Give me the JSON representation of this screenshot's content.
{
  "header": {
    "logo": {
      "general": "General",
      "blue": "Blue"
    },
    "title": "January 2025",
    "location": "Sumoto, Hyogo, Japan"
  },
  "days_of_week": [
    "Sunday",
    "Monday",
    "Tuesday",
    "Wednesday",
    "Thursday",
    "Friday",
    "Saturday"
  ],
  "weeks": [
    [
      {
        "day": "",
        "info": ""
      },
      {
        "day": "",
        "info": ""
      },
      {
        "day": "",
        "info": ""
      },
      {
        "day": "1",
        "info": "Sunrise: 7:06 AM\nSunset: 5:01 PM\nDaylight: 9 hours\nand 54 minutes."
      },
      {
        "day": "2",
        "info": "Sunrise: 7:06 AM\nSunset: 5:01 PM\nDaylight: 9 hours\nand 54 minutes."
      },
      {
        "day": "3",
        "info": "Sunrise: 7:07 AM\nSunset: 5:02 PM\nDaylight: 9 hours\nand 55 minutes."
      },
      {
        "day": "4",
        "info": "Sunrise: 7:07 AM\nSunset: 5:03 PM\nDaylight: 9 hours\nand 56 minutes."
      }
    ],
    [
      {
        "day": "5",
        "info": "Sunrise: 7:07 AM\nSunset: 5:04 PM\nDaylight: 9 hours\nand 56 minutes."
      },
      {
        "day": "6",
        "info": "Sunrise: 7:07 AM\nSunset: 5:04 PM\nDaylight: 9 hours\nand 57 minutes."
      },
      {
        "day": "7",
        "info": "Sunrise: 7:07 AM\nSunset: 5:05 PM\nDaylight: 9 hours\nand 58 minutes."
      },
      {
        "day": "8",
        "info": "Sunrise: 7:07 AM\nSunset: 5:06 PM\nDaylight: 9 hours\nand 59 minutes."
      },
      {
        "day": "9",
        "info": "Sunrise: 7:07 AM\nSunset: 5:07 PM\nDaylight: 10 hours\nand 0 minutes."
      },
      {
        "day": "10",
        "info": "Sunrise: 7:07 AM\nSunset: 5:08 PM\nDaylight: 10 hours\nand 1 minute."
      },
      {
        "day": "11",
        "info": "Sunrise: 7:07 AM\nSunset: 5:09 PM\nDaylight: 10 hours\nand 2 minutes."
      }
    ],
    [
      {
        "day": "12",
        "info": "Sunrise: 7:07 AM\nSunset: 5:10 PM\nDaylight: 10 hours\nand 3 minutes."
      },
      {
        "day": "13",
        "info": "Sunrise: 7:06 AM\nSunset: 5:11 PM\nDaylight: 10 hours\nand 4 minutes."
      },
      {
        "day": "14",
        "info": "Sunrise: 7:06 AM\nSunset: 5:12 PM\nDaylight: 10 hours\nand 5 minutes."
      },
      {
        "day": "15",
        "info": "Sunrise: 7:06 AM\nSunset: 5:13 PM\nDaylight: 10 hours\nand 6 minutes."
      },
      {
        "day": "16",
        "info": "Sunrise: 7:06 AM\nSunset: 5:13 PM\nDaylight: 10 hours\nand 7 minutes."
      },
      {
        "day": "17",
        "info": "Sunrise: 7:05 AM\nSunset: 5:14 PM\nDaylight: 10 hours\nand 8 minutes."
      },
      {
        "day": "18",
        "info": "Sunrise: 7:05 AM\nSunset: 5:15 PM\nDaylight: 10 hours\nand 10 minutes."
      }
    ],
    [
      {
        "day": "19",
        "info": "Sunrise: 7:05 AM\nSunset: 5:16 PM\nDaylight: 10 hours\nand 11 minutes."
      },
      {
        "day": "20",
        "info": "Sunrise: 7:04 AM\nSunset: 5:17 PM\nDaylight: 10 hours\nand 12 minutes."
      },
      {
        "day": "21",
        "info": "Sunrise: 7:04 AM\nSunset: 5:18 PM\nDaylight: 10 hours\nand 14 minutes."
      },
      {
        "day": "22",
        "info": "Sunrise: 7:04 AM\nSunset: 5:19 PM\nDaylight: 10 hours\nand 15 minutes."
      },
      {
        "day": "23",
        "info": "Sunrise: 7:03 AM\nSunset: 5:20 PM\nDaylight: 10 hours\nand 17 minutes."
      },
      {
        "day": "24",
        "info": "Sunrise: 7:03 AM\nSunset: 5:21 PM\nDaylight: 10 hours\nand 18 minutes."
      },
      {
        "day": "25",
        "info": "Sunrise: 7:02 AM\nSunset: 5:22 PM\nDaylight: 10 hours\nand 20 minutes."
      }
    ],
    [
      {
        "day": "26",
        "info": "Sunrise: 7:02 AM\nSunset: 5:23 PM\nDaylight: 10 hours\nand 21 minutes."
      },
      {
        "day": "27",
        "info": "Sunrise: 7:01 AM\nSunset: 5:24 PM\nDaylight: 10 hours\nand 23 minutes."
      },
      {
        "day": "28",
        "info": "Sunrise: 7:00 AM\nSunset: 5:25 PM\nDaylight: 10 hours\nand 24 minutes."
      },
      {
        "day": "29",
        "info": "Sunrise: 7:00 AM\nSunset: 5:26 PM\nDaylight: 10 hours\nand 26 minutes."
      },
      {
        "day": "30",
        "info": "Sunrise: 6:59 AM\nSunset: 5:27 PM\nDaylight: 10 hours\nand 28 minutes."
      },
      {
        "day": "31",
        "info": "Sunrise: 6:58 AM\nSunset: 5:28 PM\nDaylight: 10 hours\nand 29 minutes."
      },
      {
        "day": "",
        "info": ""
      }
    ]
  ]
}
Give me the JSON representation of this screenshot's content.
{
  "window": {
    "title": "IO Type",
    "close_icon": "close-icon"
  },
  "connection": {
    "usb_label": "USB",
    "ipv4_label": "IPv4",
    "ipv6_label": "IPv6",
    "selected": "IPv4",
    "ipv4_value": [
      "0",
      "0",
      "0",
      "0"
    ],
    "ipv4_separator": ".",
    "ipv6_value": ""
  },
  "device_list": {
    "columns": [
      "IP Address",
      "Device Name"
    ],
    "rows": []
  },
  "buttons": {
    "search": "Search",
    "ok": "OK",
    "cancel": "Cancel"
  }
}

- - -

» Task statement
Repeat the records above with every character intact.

» Task response
Give me the JSON representation of this screenshot's content.
{
  "header": {
    "logo": {
      "general": "General",
      "blue": "Blue"
    },
    "title": "January 2025",
    "location": "Sumoto, Hyogo, Japan"
  },
  "days_of_week": [
    "Sunday",
    "Monday",
    "Tuesday",
    "Wednesday",
    "Thursday",
    "Friday",
    "Saturday"
  ],
  "weeks": [
    [
      {
        "day": "",
        "info": ""
      },
      {
        "day": "",
        "info": ""
      },
      {
        "day": "",
        "info": ""
      },
      {
        "day": "1",
        "info": "Sunrise: 7:06 AM\nSunset: 5:01 PM\nDaylight: 9 hours\nand 54 minutes."
      },
      {
        "day": "2",
        "info": "Sunrise: 7:06 AM\nSunset: 5:01 PM\nDaylight: 9 hours\nand 54 minutes."
      },
      {
        "day": "3",
        "info": "Sunrise: 7:07 AM\nSunset: 5:02 PM\nDaylight: 9 hours\nand 55 minutes."
      },
      {
        "day": "4",
        "info": "Sunrise: 7:07 AM\nSunset: 5:03 PM\nDaylight: 9 hours\nand 56 minutes."
      }
    ],
    [
      {
        "day": "5",
        "info": "Sunrise: 7:07 AM\nSunset: 5:04 PM\nDaylight: 9 hours\nand 56 minutes."
      },
      {
        "day": "6",
        "info": "Sunrise: 7:07 AM\nSunset: 5:04 PM\nDaylight: 9 hours\nand 57 minutes."
      },
      {
        "day": "7",
        "info": "Sunrise: 7:07 AM\nSunset: 5:05 PM\nDaylight: 9 hours\nand 58 minutes."
      },
      {
        "day": "8",
        "info": "Sunrise: 7:07 AM\nSunset: 5:06 PM\nDaylight: 9 hours\nand 59 minutes."
      },
      {
        "day": "9",
        "info": "Sunrise: 7:07 AM\nSunset: 5:07 PM\nDaylight: 10 hours\nand 0 minutes."
      },
      {
        "day": "10",
        "info": "Sunrise: 7:07 AM\nSunset: 5:08 PM\nDaylight: 10 hours\nand 1 minute."
      },
      {
        "day": "11",
        "info": "Sunrise: 7:07 AM\nSunset: 5:09 PM\nDaylight: 10 hours\nand 2 minutes."
      }
    ],
    [
      {
        "day": "12",
        "info": "Sunrise: 7:07 AM\nSunset: 5:10 PM\nDaylight: 10 hours\nand 3 minutes."
      },
      {
        "day": "13",
        "info": "Sunrise: 7:06 AM\nSunset: 5:11 PM\nDaylight: 10 hours\nand 4 minutes."
      },
      {
        "day": "14",
        "info": "Sunrise: 7:06 AM\nSunset: 5:12 PM\nDaylight: 10 hours\nand 5 minutes."
      },
      {
        "day": "15",
        "info": "Sunrise: 7:06 AM\nSunset: 5:13 PM\nDaylight: 10 hours\nand 6 minutes."
      },
      {
        "day": "16",
        "info": "Sunrise: 7:06 AM\nSunset: 5:13 PM\nDaylight: 10 hours\nand 7 minutes."
      },
      {
        "day": "17",
        "info": "Sunrise: 7:05 AM\nSunset: 5:14 PM\nDaylight: 10 hours\nand 8 minutes."
      },
      {
        "day": "18",
        "info": "Sunrise: 7:05 AM\nSunset: 5:15 PM\nDaylight: 10 hours\nand 10 minutes."
      }
    ],
    [
      {
        "day": "19",
        "info": "Sunrise: 7:05 AM\nSunset: 5:16 PM\nDaylight: 10 hours\nand 11 minutes."
      },
      {
        "day": "20",
        "info": "Sunrise: 7:04 AM\nSunset: 5:17 PM\nDaylight: 10 hours\nand 12 minutes."
      },
      {
        "day": "21",
        "info": "Sunrise: 7:04 AM\nSunset: 5:18 PM\nDaylight: 10 hours\nand 14 minutes."
      },
      {
        "day": "22",
        "info": "Sunrise: 7:04 AM\nSunset: 5:19 PM\nDaylight: 10 hours\nand 15 minutes."
      },
      {
        "day": "23",
        "info": "Sunrise: 7:03 AM\nSunset: 5:20 PM\nDaylight: 10 hours\nand 17 minutes."
      },
      {
        "day": "24",
        "info": "Sunrise: 7:03 AM\nSunset: 5:21 PM\nDaylight: 10 hours\nand 18 minutes."
      },
      {
        "day": "25",
        "info": "Sunrise: 7:02 AM\nSunset: 5:22 PM\nDaylight: 10 hours\nand 20 minutes."
      }
    ],
    [
      {
        "day": "26",
        "info": "Sunrise: 7:02 AM\nSunset: 5:23 PM\nDaylight: 10 hours\nand 21 minutes."
      },
      {
        "day": "27",
        "info": "Sunrise: 7:01 AM\nSunset: 5:24 PM\nDaylight: 10 hours\nand 23 minutes."
      },
      {
        "day": "28",
        "info": "Sunrise: 7:00 AM\nSunset: 5:25 PM\nDaylight: 10 hours\nand 24 minutes."
      },
      {
        "day": "29",
        "info": "Sunrise: 7:00 AM\nSunset: 5:26 PM\nDaylight: 10 hours\nand 26 minutes."
      },
      {
        "day": "30",
        "info": "Sunrise: 6:59 AM\nSunset: 5:27 PM\nDaylight: 10 hours\nand 28 minutes."
      },
      {
        "day": "31",
        "info": "Sunrise: 6:58 AM\nSunset: 5:28 PM\nDaylight: 10 hours\nand 29 minutes."
      },
      {
        "day": "",
        "info": ""
      }
    ]
  ]
}
Give me the JSON representation of this screenshot's content.
{
  "window": {
    "title": "IO Type",
    "close_icon": "close-icon"
  },
  "connection": {
    "usb_label": "USB",
    "ipv4_label": "IPv4",
    "ipv6_label": "IPv6",
    "selected": "IPv4",
    "ipv4_value": [
      "0",
      "0",
      "0",
      "0"
    ],
    "ipv4_separator": ".",
    "ipv6_value": ""
  },
  "device_list": {
    "columns": [
      "IP Address",
      "Device Name"
    ],
    "rows": []
  },
  "buttons": {
    "search": "Search",
    "ok": "OK",
    "cancel": "Cancel"
  }
}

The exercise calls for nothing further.